for epileptic dogs?


Epilepsy is the name for repeated seizures.

Seizures may occur as a single event from a variety of causes, but only if the seizures repeat over a significant period of time is it called epilepsy.

 Seizures are caused by an electrical storm in the brain. Brain cells, or neurons, use electrical and chemical signals to communicate with each other, and can be excitatory (activating the next neuron), or inhibitory (shutting the next neuron off). This communication must be balanced for if it becomes too excitatory, a seizure can result. 

This excitatory communication should not be confused with an excitable or happy dog.   

Seizures in dogs occur most commonly when the dog is relaxed or asleep.

 Seizures may be brought on by a brain tumour or a stroke, or the cause may be difficult to identify when it is called idiopathic epilepsy.

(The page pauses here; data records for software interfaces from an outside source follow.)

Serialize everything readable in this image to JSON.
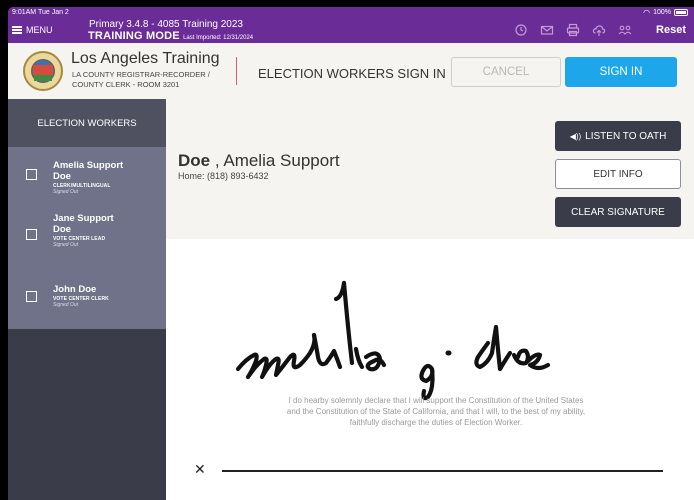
{
  "status_bar": {
    "time": "9:01AM  Tue Jan 2",
    "battery": "100%"
  },
  "topbar": {
    "menu_label": "MENU",
    "version": "Primary 3.4.8 - 4085 Training 2023",
    "mode": "TRAINING MODE",
    "last_imported": "Last Imported: 12/31/2024",
    "icons": [
      "history-icon",
      "mail-icon",
      "printer-icon",
      "cloud-upload-icon",
      "users-icon"
    ],
    "reset_label": "Reset",
    "brand_color": "#6a2c96"
  },
  "header": {
    "org_name": "Los Angeles Training",
    "org_sub1": "LA COUNTY REGISTRAR-RECORDER /",
    "org_sub2": "COUNTY CLERK - ROOM 3201",
    "page_title": "ELECTION WORKERS SIGN IN",
    "cancel_label": "CANCEL",
    "signin_label": "SIGN IN",
    "accent": "#1ea6ea"
  },
  "sidebar": {
    "heading": "ELECTION WORKERS",
    "workers": [
      {
        "name_line1": "Amelia Support",
        "name_line2": "Doe",
        "role": "CLERK/MULTILINGUAL",
        "status": "Signed Out",
        "checked": false
      },
      {
        "name_line1": "Jane Support",
        "name_line2": "Doe",
        "role": "VOTE CENTER LEAD",
        "status": "Signed Out",
        "checked": false
      },
      {
        "name_line1": "John  Doe",
        "name_line2": "",
        "role": "VOTE CENTER CLERK",
        "status": "Signed Out",
        "checked": false
      }
    ]
  },
  "main": {
    "last_name": "Doe",
    "rest_name": " , Amelia Support",
    "home_phone": "Home: (818) 893-6432",
    "listen_label": "LISTEN TO OATH",
    "edit_label": "EDIT INFO",
    "clear_label": "CLEAR SIGNATURE",
    "oath_line1": "I do hearby solemnly declare that I will support the Constitution of the United States",
    "oath_line2": "and the Constitution of the State of California, and that I will, to the best of my ability,",
    "oath_line3": "faithfully discharge the duties of Election Worker.",
    "x_mark": "✕"
  }
}
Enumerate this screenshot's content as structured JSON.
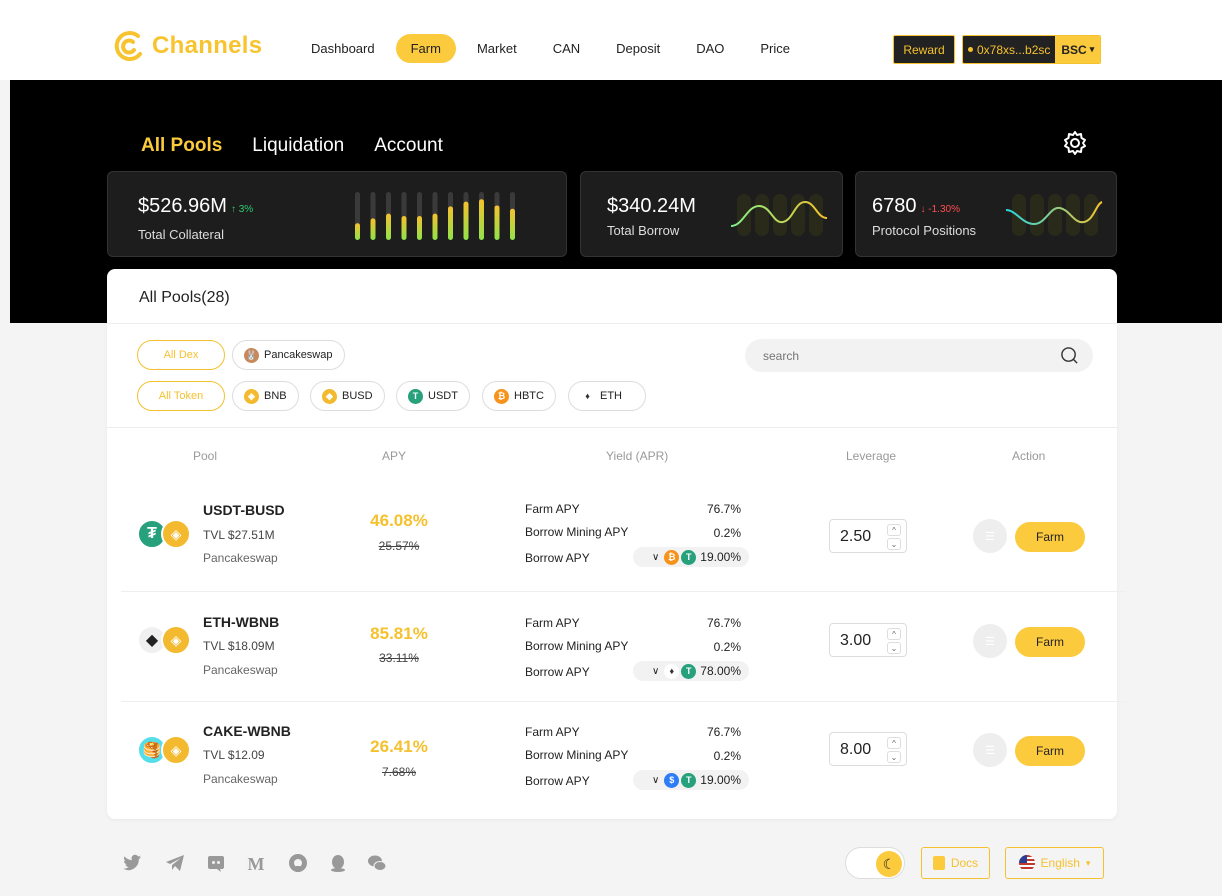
{
  "brand": {
    "name": "Channels",
    "color": "#f7c430"
  },
  "nav": {
    "items": [
      {
        "label": "Dashboard"
      },
      {
        "label": "Farm",
        "active": true
      },
      {
        "label": "Market"
      },
      {
        "label": "CAN"
      },
      {
        "label": "Deposit"
      },
      {
        "label": "DAO"
      },
      {
        "label": "Price"
      }
    ]
  },
  "header": {
    "reward_label": "Reward",
    "wallet_address": "0x78xs...b2sc",
    "chain_label": "BSC"
  },
  "tabs": [
    {
      "label": "All Pools",
      "active": true
    },
    {
      "label": "Liquidation"
    },
    {
      "label": "Account"
    }
  ],
  "stats": {
    "collateral": {
      "value": "$526.96M",
      "change": "↑ 3%",
      "label": "Total Collateral"
    },
    "borrow": {
      "value": "$340.24M",
      "label": "Total Borrow"
    },
    "positions": {
      "value": "6780",
      "change": "↓ -1.30%",
      "label": "Protocol Positions"
    }
  },
  "pools": {
    "title": "All Pools(28)",
    "dex_filters": [
      {
        "label": "All Dex"
      },
      {
        "label": "Pancakeswap",
        "icon": "pancakeswap-icon"
      }
    ],
    "token_filters": [
      {
        "label": "All Token"
      },
      {
        "label": "BNB",
        "icon": "bnb-icon"
      },
      {
        "label": "BUSD",
        "icon": "busd-icon"
      },
      {
        "label": "USDT",
        "icon": "usdt-icon"
      },
      {
        "label": "HBTC",
        "icon": "hbtc-icon"
      },
      {
        "label": "ETH",
        "icon": "eth-icon"
      }
    ],
    "search_placeholder": "search",
    "columns": [
      "Pool",
      "APY",
      "Yield (APR)",
      "Leverage",
      "Action"
    ],
    "rows": [
      {
        "pair": "USDT-BUSD",
        "tvl": "TVL $27.51M",
        "dex": "Pancakeswap",
        "apy": "46.08%",
        "apy_old": "25.57%",
        "farm_apy_label": "Farm APY",
        "farm_apy": "76.7%",
        "mining_label": "Borrow Mining APY",
        "mining_apy": "0.2%",
        "borrow_label": "Borrow APY",
        "borrow_apy": "19.00%",
        "leverage": "2.50",
        "action": "Farm"
      },
      {
        "pair": "ETH-WBNB",
        "tvl": "TVL $18.09M",
        "dex": "Pancakeswap",
        "apy": "85.81%",
        "apy_old": "33.11%",
        "farm_apy_label": "Farm APY",
        "farm_apy": "76.7%",
        "mining_label": "Borrow Mining APY",
        "mining_apy": "0.2%",
        "borrow_label": "Borrow APY",
        "borrow_apy": "78.00%",
        "leverage": "3.00",
        "action": "Farm"
      },
      {
        "pair": "CAKE-WBNB",
        "tvl": "TVL $12.09",
        "dex": "Pancakeswap",
        "apy": "26.41%",
        "apy_old": "7.68%",
        "farm_apy_label": "Farm APY",
        "farm_apy": "76.7%",
        "mining_label": "Borrow Mining APY",
        "mining_apy": "0.2%",
        "borrow_label": "Borrow APY",
        "borrow_apy": "19.00%",
        "leverage": "8.00",
        "action": "Farm"
      }
    ]
  },
  "footer": {
    "social": [
      "twitter-icon",
      "telegram-icon",
      "discord-icon",
      "medium-icon",
      "github-icon",
      "qq-icon",
      "wechat-icon"
    ],
    "docs_label": "Docs",
    "language_label": "English"
  },
  "colors": {
    "accent": "#fcca3d",
    "up": "#2ecc71",
    "down": "#ff4d4f"
  }
}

About 3% of all dogs may be affected, but some breeds, such as  Beagles, Cocker Spaniels, Collies, Dachshunds, German Shepherds, Irish Setters, Poodles, and Golden and Labrador Retrievers are more prone towards epilepsy than others, and epilepsy may sometimes be inherited.

A dog does not have to be a pedigree - mixed breeds can also suffer from epilepsy. 

The condition often shows itself at between one and three years of age.

 

Treatment and Diet

 

Epilepsy can be a worrying and frustrating illness to diagnose and treat, and any treatment should follow strictly the advice of your vet when medication will be used.

A possible side effect of medication is an increase of thirst and appetite, so food measures should be controlled to prevent the dog becoming overweight.

 Some research shows a link between diet and seizures, although this is not proven and much work remains to be done.

In people, a diet very high in certain fats and low in carbohydrates will produce a condition called ketosis and is called a ketogenic diet (similar to the Atkins diet). Whilst this may help some people, there is no research yet available to demonstrate a definite benefit to epileptic dogs.

Any diet must be controlled, of high quality and balanced.

Any top quality commercial dog food will supply the basic needs of your dog, but are they nutrigenomic (a balance between nutrition and the dog’s genes)?

Essential fatty acids may potentially decrease brain inflammation, and diet changes can be effective in treating epilepsy alongside your vet’s prescription.

 A diet high in fat may help to decrease the excitatability of the neurons in the brain, and if this is the case then a diet high in Omega-3 and Omega-6 (both of which oils are found in wild Atlantic salmon) could help to decrease the seizure frequency and intensity in dogs.

The food should also be high in neutraceuticals (i.e. vitamins and nutritional supplements) many of which may help in decreasing the  likelihood or severity of seizures.

There may be a correlation between food allergies and epilepsy.

Always discuss your dog’s diet with your vet, but the food we recommend is high in fat yet low in carbohydrates – a salmon food would seem to be ideal.

Perhaps start on a Hypo-allergenic Salmon food for about six weeks which should help to sort out any allergy issues and then move on to the Holistic Salmon and Oatmeal.